Town Manager James Catlin recommended spending $2.33 million for the coming year, 4 percent more than this year’s spending. The Budget Committee cut his requests in at least a dozen areas and is recommending $2.1 million, a mere $14,746 more than this year. County taxes are also up slightly for the coming year: $387,402, compared to $364,473 this year.

However, the impact on taxpayers won’t be fully known until the SAD 52 budget is adopted in June.

Spending cuts

Where to site a new town office and how much to spend on it, as well as how to structure the town’s relationship with the blossoming Turner Center for the Arts, also are major decisions facing voters at the annual meeting scheduled to begin at 9 a.m. at the Leavitt Area High School cafeteria.

During half a dozen sessions, budgeters looked at the town manager’s recommended spending in more than 40 categories and reduced the numbers in at least 16 of them.

The biggest cut came in social services, where Catlin’s request for $32,422 was slashed to $10,800. Other categories cut by the committee include administration, rescue, resource officer, winter and summer roads, library and history, recreation, contingency, sidewalks (following Route 117 reconstruction) and solid waste.
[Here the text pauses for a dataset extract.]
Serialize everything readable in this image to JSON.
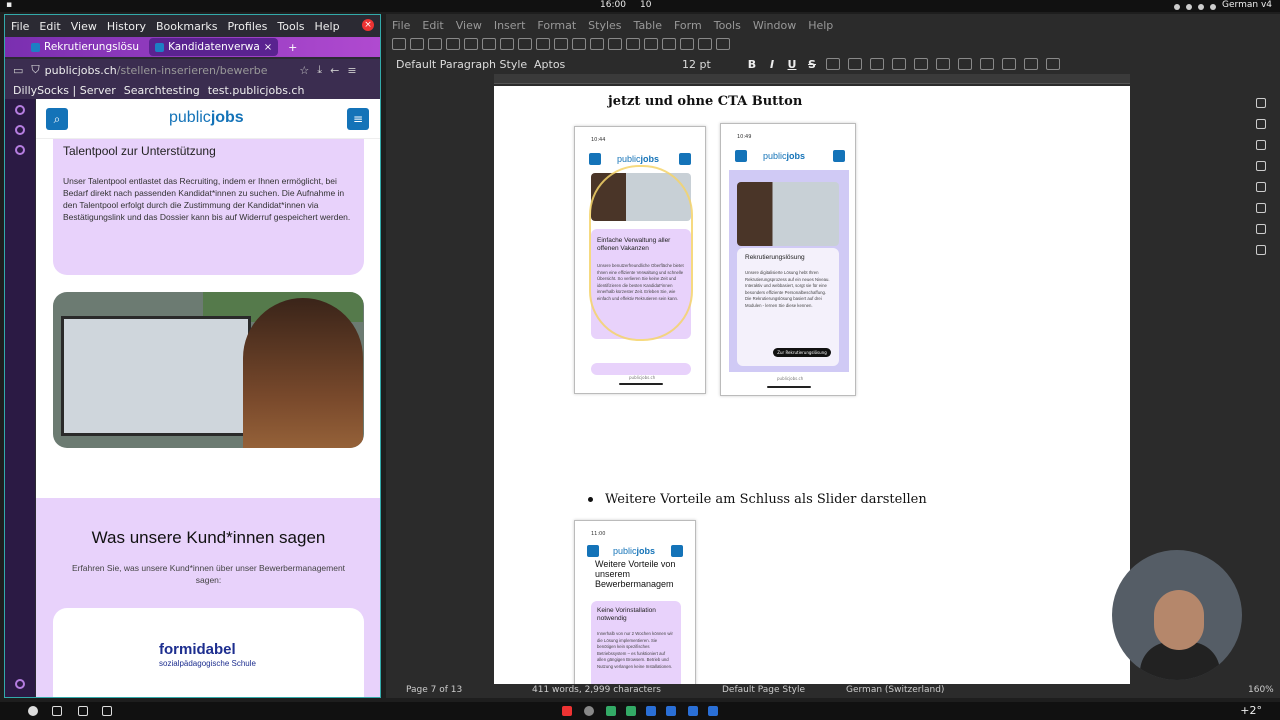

Reserve accounts for a fire truck and highway equipment took $10,000 hits from budgeters. The rescue unit reserve was cut by $5,000, as was the dam on the Nezinscot River.

Buildings, land use
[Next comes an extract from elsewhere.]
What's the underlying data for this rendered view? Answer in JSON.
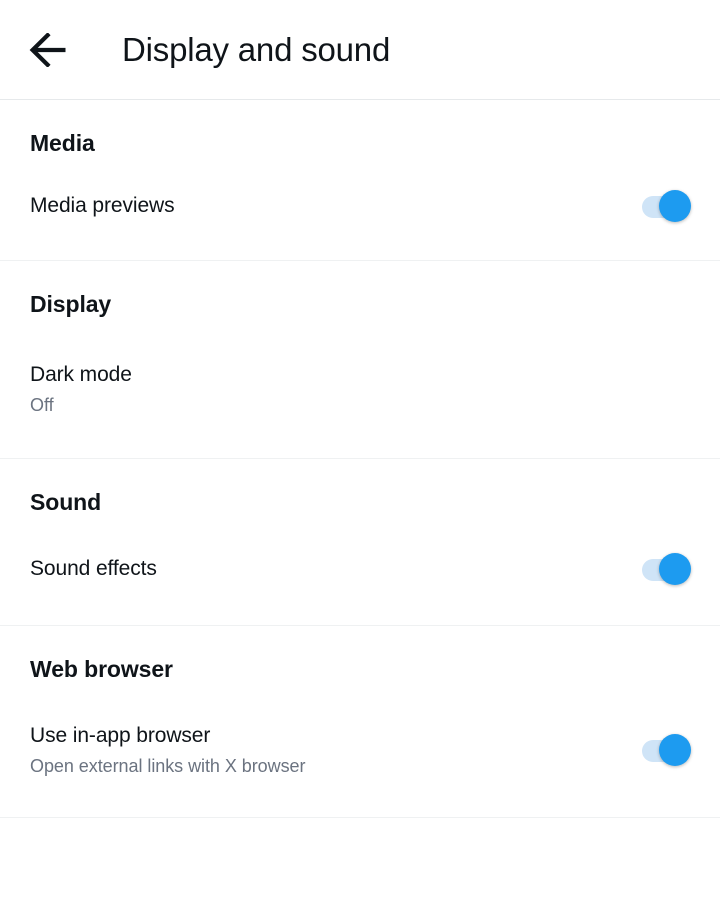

Renovations to the Town Office at its Route 117 location would cost about $388,000 after deducting $70,000 of in-kind services, according to an estimate prepared by the Town Office Building Committee. Available funding falls about $80,000 short of the committee’s estimate.

Selectmen, the Leavitt Institute Building’s directors and directors of the six-month-old Turner Center for the Arts, which occupies the first two floors of the Leavitt Institute Building, have been attempting, with legal assistance, to fashion a relationship that enables the center to function on its own, meet its financial obligations and free the town and building directors from any financial responsibility for the center’s operations. A thorough discussion of the issue is expected Saturday.

An amendment to the town zoning map and ordinance, and another to the Comprehensive Plan adopted in 2004, will be put to a vote. In the works for more than three years, the changes have been aired with concerned residents at public hearings, and it is the hope of the Zoning Review Committee that the measures will be approved.